Montgomery, the world record-holder at 100 m, was among the latest track and field star to appear before the panel. US sprinter Chryste Gaines, a 1996 Olympic relay gold-medallist, also appeared before the grand jury. US shot putter Kevin Toth and 1,500-meter runner Regina Jacobs were among those who testified last week.
Dozens of other athletes, including major league baseball’s Barry Bonds and Jason Giambi, boxer Shane Mosley and several NFL players, also have been subpoenaed.
All have been customers of the Bay Area laboratory co-operative. An attorney for Balco founder Victor Conte has said his client is the target of the grand jury probe.
Montgomery, 28, who set the world record of 9.78 seconds in 2002 and is Olympic sprinting champion Marion Jones’ boyfriend, did not comment. His agent, Charlie Wells, also declined to comment.
Gaines, 33, who ran the two fastest 100 times of her career in the last few months, also declined to comment after her afternoon appearance. An appearance before the grand jury, or being subpoenaed to testify, does not mean an athlete is a target of the probe.
Balco is at the centre of an investigation by anti-doping agencies into the newly discovered steroid THG. An unidentified coach who turned in a syringe containing THG said he got the substance from Conte, a charge he denies.
At least five athletes have already tested positive for THG, including Jacobs, Toth and European sprinter Dwain Chambers.
One of the sources said the grand jury is “looking at at least five different drugs — steroids, hormones, THG, Modafinil, EPO.”
Conte declined an e-mail request for comment.

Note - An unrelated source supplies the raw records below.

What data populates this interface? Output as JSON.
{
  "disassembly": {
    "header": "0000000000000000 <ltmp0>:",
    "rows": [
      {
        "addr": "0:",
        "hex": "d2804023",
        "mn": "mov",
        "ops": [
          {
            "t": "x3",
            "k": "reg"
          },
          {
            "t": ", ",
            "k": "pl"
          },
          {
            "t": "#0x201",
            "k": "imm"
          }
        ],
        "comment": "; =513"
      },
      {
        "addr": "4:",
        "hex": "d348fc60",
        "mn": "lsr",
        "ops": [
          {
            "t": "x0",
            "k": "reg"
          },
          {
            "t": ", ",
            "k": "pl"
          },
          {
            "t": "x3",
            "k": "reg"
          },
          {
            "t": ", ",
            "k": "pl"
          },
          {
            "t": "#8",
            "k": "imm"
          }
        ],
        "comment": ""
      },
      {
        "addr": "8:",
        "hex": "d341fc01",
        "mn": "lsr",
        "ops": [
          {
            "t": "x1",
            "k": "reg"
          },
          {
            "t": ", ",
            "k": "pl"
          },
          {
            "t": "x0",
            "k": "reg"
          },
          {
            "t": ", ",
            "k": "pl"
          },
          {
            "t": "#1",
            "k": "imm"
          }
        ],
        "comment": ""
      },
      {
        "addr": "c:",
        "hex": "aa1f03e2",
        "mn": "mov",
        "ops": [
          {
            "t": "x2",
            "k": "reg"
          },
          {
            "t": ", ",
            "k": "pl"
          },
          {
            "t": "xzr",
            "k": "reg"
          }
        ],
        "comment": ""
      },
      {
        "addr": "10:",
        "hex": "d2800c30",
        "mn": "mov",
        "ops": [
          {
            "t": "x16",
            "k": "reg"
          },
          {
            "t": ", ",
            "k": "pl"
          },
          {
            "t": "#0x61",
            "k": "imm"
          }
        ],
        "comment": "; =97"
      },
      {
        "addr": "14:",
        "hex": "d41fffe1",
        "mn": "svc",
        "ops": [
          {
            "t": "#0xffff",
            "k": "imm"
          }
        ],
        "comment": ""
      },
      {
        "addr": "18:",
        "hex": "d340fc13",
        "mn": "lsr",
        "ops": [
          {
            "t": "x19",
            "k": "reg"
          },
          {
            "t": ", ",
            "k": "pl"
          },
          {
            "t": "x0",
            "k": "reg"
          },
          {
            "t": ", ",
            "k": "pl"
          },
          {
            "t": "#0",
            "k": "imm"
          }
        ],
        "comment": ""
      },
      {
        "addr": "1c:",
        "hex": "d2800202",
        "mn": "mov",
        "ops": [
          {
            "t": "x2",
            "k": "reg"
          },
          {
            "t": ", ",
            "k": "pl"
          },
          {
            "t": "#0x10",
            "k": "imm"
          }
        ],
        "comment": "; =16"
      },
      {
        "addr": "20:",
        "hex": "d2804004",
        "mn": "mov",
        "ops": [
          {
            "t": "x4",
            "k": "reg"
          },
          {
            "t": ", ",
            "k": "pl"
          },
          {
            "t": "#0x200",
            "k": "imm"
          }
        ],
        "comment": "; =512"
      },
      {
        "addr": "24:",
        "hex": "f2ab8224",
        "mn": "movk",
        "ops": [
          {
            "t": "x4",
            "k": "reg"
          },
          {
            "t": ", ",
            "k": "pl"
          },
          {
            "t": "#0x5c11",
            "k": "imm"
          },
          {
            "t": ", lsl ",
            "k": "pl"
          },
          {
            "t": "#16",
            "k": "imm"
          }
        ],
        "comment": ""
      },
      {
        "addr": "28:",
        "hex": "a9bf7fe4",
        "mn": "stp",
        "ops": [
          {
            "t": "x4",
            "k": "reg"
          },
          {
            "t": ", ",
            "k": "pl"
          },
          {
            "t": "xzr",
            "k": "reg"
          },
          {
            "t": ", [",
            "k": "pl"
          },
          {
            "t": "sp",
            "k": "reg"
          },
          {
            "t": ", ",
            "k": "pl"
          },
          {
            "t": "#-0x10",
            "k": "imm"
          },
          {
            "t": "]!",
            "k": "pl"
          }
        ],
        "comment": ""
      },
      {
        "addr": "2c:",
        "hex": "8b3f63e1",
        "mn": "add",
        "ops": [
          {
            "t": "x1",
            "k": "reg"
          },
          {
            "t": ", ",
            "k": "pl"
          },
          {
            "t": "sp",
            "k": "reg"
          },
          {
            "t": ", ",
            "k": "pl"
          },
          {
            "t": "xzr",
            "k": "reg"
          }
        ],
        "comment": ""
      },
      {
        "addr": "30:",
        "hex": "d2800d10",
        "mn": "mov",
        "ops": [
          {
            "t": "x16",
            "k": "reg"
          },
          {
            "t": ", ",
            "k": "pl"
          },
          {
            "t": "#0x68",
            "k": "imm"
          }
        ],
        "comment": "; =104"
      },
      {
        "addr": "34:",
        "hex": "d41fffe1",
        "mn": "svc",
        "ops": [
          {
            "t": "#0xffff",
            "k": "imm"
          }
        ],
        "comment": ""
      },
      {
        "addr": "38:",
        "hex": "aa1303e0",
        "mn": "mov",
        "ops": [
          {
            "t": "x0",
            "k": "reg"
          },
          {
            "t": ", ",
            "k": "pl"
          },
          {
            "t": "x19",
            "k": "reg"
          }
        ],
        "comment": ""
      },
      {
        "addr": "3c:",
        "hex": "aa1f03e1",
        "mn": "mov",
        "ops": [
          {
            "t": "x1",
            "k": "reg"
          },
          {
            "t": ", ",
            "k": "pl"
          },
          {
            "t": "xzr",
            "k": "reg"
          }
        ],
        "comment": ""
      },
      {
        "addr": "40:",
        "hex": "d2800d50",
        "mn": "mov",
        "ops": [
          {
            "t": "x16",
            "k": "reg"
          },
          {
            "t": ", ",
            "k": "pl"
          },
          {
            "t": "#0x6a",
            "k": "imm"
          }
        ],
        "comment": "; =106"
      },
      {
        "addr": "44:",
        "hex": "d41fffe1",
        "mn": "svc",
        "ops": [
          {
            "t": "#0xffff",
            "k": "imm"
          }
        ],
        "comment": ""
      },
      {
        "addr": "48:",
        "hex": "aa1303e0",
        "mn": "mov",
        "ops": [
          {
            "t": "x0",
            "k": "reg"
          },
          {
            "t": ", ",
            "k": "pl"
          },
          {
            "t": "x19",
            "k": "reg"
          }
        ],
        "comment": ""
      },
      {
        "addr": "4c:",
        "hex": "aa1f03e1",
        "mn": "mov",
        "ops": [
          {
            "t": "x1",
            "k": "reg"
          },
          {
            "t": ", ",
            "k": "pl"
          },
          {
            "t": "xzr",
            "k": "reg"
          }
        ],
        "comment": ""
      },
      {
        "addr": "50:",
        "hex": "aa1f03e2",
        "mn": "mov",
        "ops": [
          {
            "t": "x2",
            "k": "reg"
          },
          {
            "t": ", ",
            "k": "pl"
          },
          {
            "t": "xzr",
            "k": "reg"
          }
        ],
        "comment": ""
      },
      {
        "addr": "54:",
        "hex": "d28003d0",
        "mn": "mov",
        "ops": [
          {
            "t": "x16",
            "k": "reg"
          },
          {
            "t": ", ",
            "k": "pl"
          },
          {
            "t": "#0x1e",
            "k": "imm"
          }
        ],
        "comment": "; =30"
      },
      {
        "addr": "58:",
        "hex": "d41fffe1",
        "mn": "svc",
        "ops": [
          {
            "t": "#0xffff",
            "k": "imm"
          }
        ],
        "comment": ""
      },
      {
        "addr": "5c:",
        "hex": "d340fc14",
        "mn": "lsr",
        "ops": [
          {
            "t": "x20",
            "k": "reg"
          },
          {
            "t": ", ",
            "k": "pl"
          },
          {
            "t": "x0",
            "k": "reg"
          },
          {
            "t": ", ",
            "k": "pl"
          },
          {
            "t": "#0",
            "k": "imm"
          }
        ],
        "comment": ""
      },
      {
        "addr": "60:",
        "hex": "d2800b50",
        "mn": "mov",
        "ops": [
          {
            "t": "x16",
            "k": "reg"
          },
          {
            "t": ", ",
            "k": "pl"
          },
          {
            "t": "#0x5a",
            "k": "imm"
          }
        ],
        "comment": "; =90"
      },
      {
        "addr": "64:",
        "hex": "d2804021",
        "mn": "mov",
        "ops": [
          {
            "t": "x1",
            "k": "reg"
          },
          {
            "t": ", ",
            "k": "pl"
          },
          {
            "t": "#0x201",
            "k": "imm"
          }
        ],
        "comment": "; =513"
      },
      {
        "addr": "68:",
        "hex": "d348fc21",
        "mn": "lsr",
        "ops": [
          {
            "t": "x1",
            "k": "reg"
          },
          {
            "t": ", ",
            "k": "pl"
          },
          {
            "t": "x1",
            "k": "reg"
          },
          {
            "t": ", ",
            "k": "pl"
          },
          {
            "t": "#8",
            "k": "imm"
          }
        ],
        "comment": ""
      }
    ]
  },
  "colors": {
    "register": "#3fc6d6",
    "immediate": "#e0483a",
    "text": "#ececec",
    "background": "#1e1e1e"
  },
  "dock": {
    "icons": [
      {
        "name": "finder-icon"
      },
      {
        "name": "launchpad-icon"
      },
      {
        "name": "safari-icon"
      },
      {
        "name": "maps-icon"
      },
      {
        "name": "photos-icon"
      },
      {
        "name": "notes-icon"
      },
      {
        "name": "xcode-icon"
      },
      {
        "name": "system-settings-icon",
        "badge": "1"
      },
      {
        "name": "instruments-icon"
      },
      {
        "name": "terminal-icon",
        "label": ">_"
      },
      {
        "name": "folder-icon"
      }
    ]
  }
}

Douglas Schwartz, an attorney representing Jacobs, Gaines and other athletes subpoenaed, said the athletes are not targets of the probe.
“The Department of Justice policy is that targets of a grand jury do not receive subpoenas. If you receive a grand jury subpoena then, at least at that time, you are not a target,” he said.
Schwartz also contended athletes did not break any laws if they used THG. The US Food and Drug Administration declared THG an illegal drug last month. Prosecutors and lawyers disagree whether it was illegal before then.
“I think you will find any athlete that used THG did so without knowledge of what it was,” Schwartz said. “But with or without that knowledge, it is not a controlled substance.”